Below are the records to retype. Keep every character exactly and leave out the pictures.
==== PROVIDED ENTRIES ====
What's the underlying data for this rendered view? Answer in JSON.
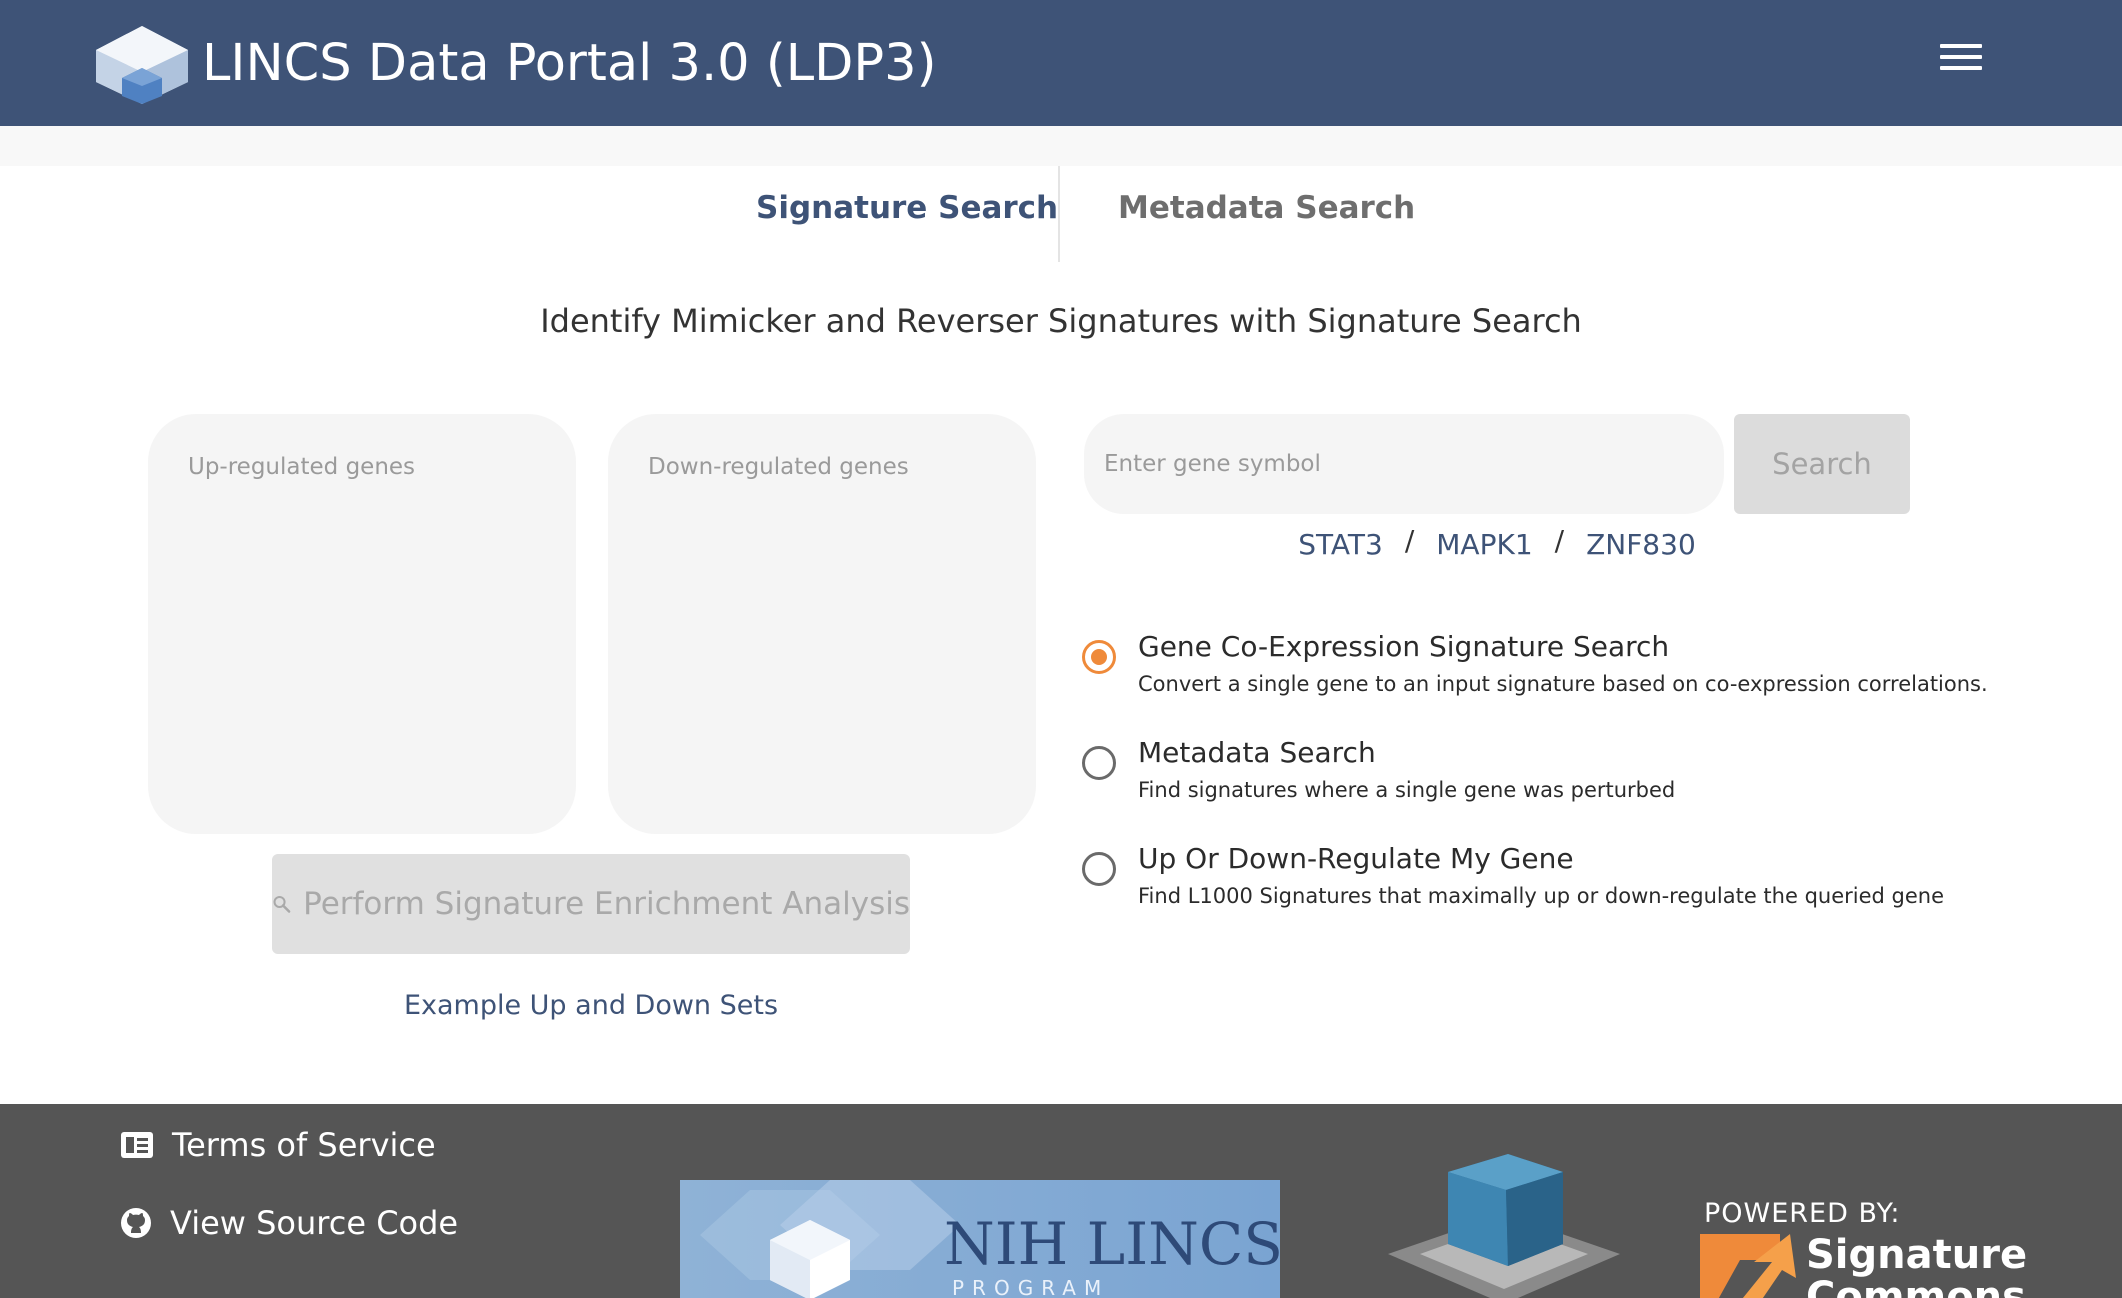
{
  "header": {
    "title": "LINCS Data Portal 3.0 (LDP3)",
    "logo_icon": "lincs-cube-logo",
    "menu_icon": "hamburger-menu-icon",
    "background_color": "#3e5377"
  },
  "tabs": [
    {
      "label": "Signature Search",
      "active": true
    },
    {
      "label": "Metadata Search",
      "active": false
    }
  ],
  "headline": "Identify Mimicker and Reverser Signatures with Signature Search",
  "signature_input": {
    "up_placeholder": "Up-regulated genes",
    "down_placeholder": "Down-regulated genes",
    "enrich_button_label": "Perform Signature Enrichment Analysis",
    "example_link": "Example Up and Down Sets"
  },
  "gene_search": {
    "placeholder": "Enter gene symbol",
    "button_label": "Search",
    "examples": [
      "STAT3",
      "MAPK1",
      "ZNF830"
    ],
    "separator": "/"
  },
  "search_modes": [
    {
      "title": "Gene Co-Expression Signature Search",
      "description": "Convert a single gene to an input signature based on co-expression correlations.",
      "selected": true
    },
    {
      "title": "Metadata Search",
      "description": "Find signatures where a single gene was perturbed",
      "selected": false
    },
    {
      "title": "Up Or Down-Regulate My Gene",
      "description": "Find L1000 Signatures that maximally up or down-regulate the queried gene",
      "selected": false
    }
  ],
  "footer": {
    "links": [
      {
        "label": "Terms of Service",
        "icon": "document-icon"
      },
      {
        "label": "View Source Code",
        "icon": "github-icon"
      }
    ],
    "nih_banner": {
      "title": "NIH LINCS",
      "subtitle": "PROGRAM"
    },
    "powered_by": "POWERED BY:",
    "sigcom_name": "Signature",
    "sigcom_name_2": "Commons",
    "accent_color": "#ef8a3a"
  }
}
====
> **RESPONSE TO THIS EXERCISE**:
What's the underlying data for this rendered view? Answer in JSON.
{
  "header": {
    "title": "LINCS Data Portal 3.0 (LDP3)",
    "logo_icon": "lincs-cube-logo",
    "menu_icon": "hamburger-menu-icon",
    "background_color": "#3e5377"
  },
  "tabs": [
    {
      "label": "Signature Search",
      "active": true
    },
    {
      "label": "Metadata Search",
      "active": false
    }
  ],
  "headline": "Identify Mimicker and Reverser Signatures with Signature Search",
  "signature_input": {
    "up_placeholder": "Up-regulated genes",
    "down_placeholder": "Down-regulated genes",
    "enrich_button_label": "Perform Signature Enrichment Analysis",
    "example_link": "Example Up and Down Sets"
  },
  "gene_search": {
    "placeholder": "Enter gene symbol",
    "button_label": "Search",
    "examples": [
      "STAT3",
      "MAPK1",
      "ZNF830"
    ],
    "separator": "/"
  },
  "search_modes": [
    {
      "title": "Gene Co-Expression Signature Search",
      "description": "Convert a single gene to an input signature based on co-expression correlations.",
      "selected": true
    },
    {
      "title": "Metadata Search",
      "description": "Find signatures where a single gene was perturbed",
      "selected": false
    },
    {
      "title": "Up Or Down-Regulate My Gene",
      "description": "Find L1000 Signatures that maximally up or down-regulate the queried gene",
      "selected": false
    }
  ],
  "footer": {
    "links": [
      {
        "label": "Terms of Service",
        "icon": "document-icon"
      },
      {
        "label": "View Source Code",
        "icon": "github-icon"
      }
    ],
    "nih_banner": {
      "title": "NIH LINCS",
      "subtitle": "PROGRAM"
    },
    "powered_by": "POWERED BY:",
    "sigcom_name": "Signature",
    "sigcom_name_2": "Commons",
    "accent_color": "#ef8a3a"
  }
}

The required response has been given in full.